I would like to remind those who make such statements about Russia that our country also possesses various means of destruction, and in some cases they are more modern than those of Nato countries. When the territorial integrity of our country is threatened, we, of course, will use all the means at our disposal to protect Russia and our people.

This is not a bluff. And those who try to blackmail us with nuclear weapons should know that the weathervane can turn and point towards them.

In the UK, Jonathan Reynolds, the opposition Labour party’s spokesperson for business, has been interviewed on Sky News, where he has said that the referendums being proposed for the weekend in occupied areas of Ukraine have “no legitimacy”.

He told viewers:

I think the claim that Russia made, and has made consistently, towards Ukraine that these are people who wish to be part of Russia, or be sympathetic, or break away from any Kyiv-orientated government is completely contradicted by the treatment of Ukrainians by Russian forces during this conflict. So I see no legitimacy in the claims that [Putin] is making in regards to the eastern side of Ukraine.

Russia’s mobilisation was a predictable step that will prove extremely unpopular and underscores that the war is not going according to Moscow’s plan, Ukrainian presidential adviser Mykhailo Podolyak has told Reuters.

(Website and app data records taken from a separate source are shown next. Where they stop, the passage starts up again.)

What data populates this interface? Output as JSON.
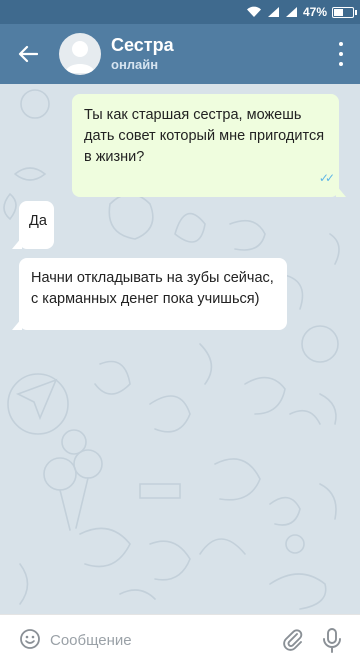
{
  "status_bar": {
    "battery_text": "47%",
    "battery_level": 0.47,
    "icons": [
      "wifi-icon",
      "signal-icon",
      "signal-icon",
      "battery-icon"
    ]
  },
  "header": {
    "title": "Сестра",
    "subtitle": "онлайн",
    "icons": [
      "back-arrow-icon",
      "avatar-placeholder-icon",
      "more-vertical-icon"
    ],
    "colors": {
      "appbar": "#517da2",
      "statusbar": "#3f6a8e"
    }
  },
  "messages": [
    {
      "direction": "out",
      "text": "Ты как старшая сестра, можешь дать совет который мне пригодится в жизни?",
      "status": "read"
    },
    {
      "direction": "in",
      "text": "Да"
    },
    {
      "direction": "in",
      "text": "Начни откладывать на зубы сейчас, с карманных денег пока учишься)"
    }
  ],
  "composer": {
    "placeholder": "Сообщение",
    "icons": [
      "emoji-icon",
      "paperclip-icon",
      "microphone-icon"
    ]
  },
  "colors": {
    "outgoing_bubble": "#effdde",
    "incoming_bubble": "#ffffff",
    "chat_background": "#d8e2e9",
    "read_checks": "#5fb6e6"
  }
}
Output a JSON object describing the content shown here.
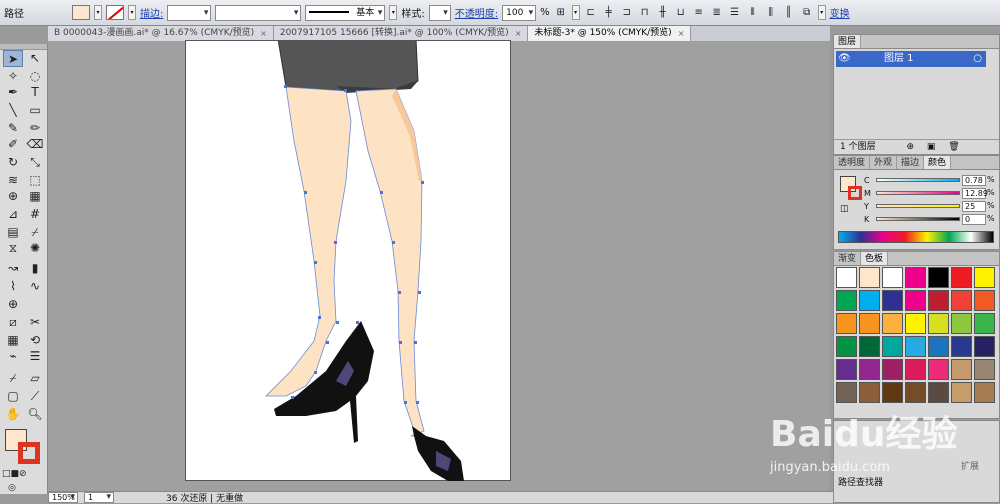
{
  "control_bar": {
    "object_type": "路径",
    "stroke_label": "描边:",
    "stroke_style": "基本",
    "style_label": "样式:",
    "opacity_label": "不透明度:",
    "opacity_value": "100",
    "opacity_unit": "%",
    "transform_label": "变换",
    "fill_color": "#fbe6cf"
  },
  "tabs": [
    {
      "label": "B 0000043-漫画画.ai* @ 16.67% (CMYK/预览)",
      "close": "×"
    },
    {
      "label": "2007917105 15666 [转换].ai* @ 100% (CMYK/预览)",
      "close": "×"
    },
    {
      "label": "未标题-3* @ 150% (CMYK/预览)",
      "close": "×"
    }
  ],
  "status_bar": {
    "zoom": "150%",
    "page": "1",
    "info": "36 次还原 | 无重做"
  },
  "layers_panel": {
    "title": "图层",
    "layer_name": "图层 1",
    "count": "1 个图层"
  },
  "color_panel": {
    "tabs": [
      "透明度",
      "外观",
      "描边",
      "颜色"
    ],
    "channels": [
      {
        "name": "C",
        "value": "0.78",
        "unit": "%"
      },
      {
        "name": "M",
        "value": "12.89",
        "unit": "%"
      },
      {
        "name": "Y",
        "value": "25",
        "unit": "%"
      },
      {
        "name": "K",
        "value": "0",
        "unit": "%"
      }
    ]
  },
  "swatches_panel": {
    "tabs": [
      "渐变",
      "色板"
    ],
    "colors": [
      "#ffffff",
      "#fde6cc",
      "#ffffff",
      "#ec008c",
      "#000000",
      "#ed1c24",
      "#fff200",
      "#00a651",
      "#00aeef",
      "#2e3192",
      "#ec008c",
      "#be1e2d",
      "#ef4136",
      "#f15a24",
      "#f7941d",
      "#f7931e",
      "#fbb040",
      "#fff200",
      "#d7df23",
      "#8dc63f",
      "#39b54a",
      "#009444",
      "#006838",
      "#00a79d",
      "#27aae1",
      "#1c75bc",
      "#2b388f",
      "#262262",
      "#662d91",
      "#92278f",
      "#9e1f63",
      "#da1c5c",
      "#ee2a7b",
      "#c49a6c",
      "#998675",
      "#736357",
      "#8b5e3c",
      "#603913",
      "#754c29",
      "#594a42",
      "#c69c6d",
      "#a67c52",
      "#8c6239",
      "#754c24",
      "#603813",
      "#42210b",
      "#2e1a0c",
      "#4d4d4d"
    ]
  },
  "finder_panel": {
    "title": "路径查找器",
    "expand": "扩展"
  },
  "watermark": {
    "text": "Baidu经验",
    "url": "jingyan.baidu.com"
  }
}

Podolyak said in a text message to the news agency that Vladimir Putin was trying to shift the blame for starting an “unprovoked war” and Russia’s worsening economic situation on to the west.

Here is a reminder of the geography and current status of the areas where Russia’s proxy authorities are proposing that referendums on joining the Russian Federation are to be held at the weekend.

About 60% of Donetsk oblast is under the control of the so-called Donetsk People’s Republic (DPR), which has existed since 2014. To the north-east, the similarly self-proclaimed and largely unrecognised Luhansk People’s Republic (LPR) has control of the whole region, although in recent days Ukrainian forces had gained a symbolic toehold back having pushed in through Kharkiv from the west. Russia, Syria and North Korea are the only UN member states to recognise the DPR and LPR as legitimate authorities.

In the south of Ukraine, Russian forces do not have full control of the territory of either Kherson or Zaporizhzhia, where Russian-installed authorities are also proposing to conduct votes.

Situation map of Ukraine